(Interface dataset entries)
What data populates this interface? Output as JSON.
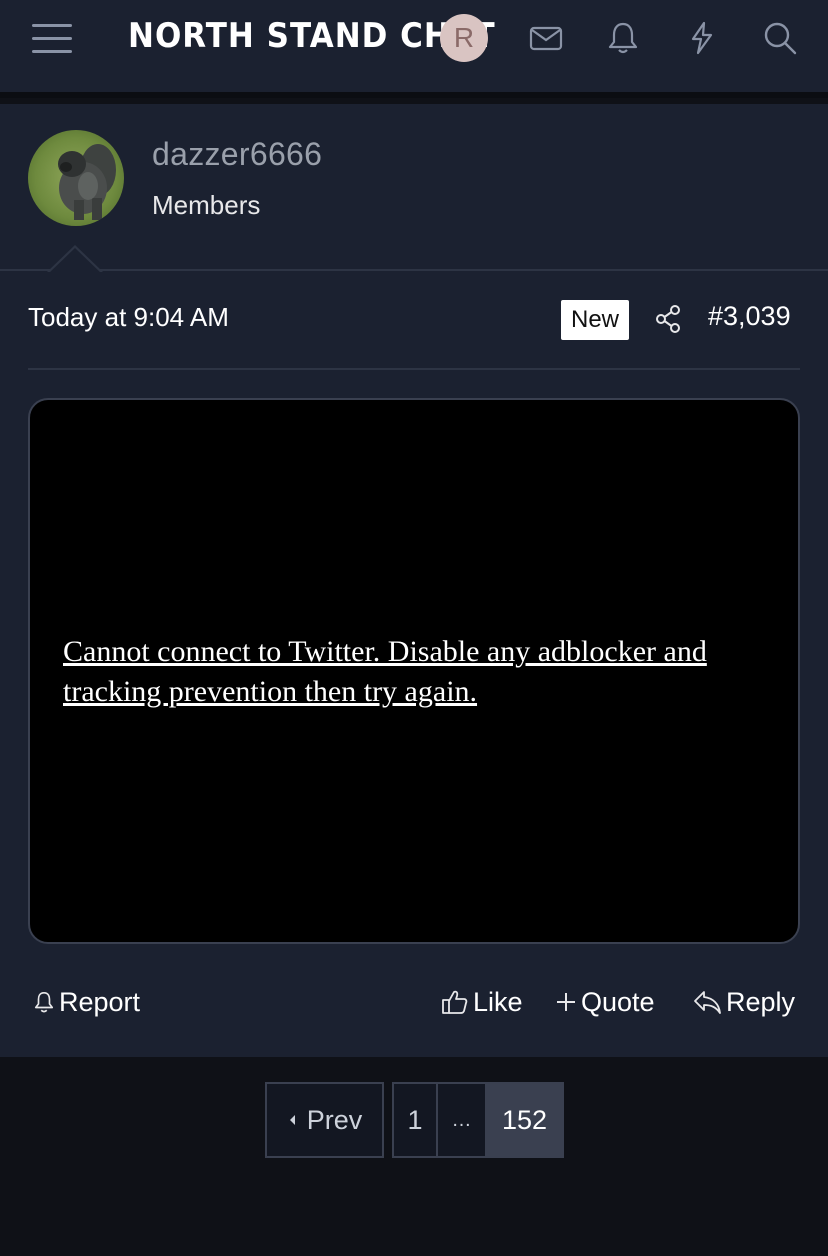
{
  "header": {
    "site_title": "NORTH STAND CHAT",
    "user_initial": "R",
    "icons": [
      "menu-icon",
      "inbox-icon",
      "bell-icon",
      "lightning-icon",
      "search-icon"
    ]
  },
  "post": {
    "username": "dazzer6666",
    "user_title": "Members",
    "date": "Today at 9:04 AM",
    "badge": "New",
    "post_number": "#3,039",
    "embed_message": "Cannot connect to Twitter. Disable any adblocker and tracking prevention then try again.",
    "actions": {
      "report": "Report",
      "like": "Like",
      "quote": "Quote",
      "reply": "Reply"
    }
  },
  "pagination": {
    "prev": "Prev",
    "first": "1",
    "ellipsis": "…",
    "current": "152"
  },
  "colors": {
    "header_bg": "#1b2130",
    "page_bg": "#0f1117",
    "embed_bg": "#000000",
    "badge_bg": "#ffffff"
  }
}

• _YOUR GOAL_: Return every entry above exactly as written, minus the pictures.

• _RESPONSE TO THE TASK_:
What data populates this interface? Output as JSON.
{
  "header": {
    "site_title": "NORTH STAND CHAT",
    "user_initial": "R",
    "icons": [
      "menu-icon",
      "inbox-icon",
      "bell-icon",
      "lightning-icon",
      "search-icon"
    ]
  },
  "post": {
    "username": "dazzer6666",
    "user_title": "Members",
    "date": "Today at 9:04 AM",
    "badge": "New",
    "post_number": "#3,039",
    "embed_message": "Cannot connect to Twitter. Disable any adblocker and tracking prevention then try again.",
    "actions": {
      "report": "Report",
      "like": "Like",
      "quote": "Quote",
      "reply": "Reply"
    }
  },
  "pagination": {
    "prev": "Prev",
    "first": "1",
    "ellipsis": "…",
    "current": "152"
  },
  "colors": {
    "header_bg": "#1b2130",
    "page_bg": "#0f1117",
    "embed_bg": "#000000",
    "badge_bg": "#ffffff"
  }
}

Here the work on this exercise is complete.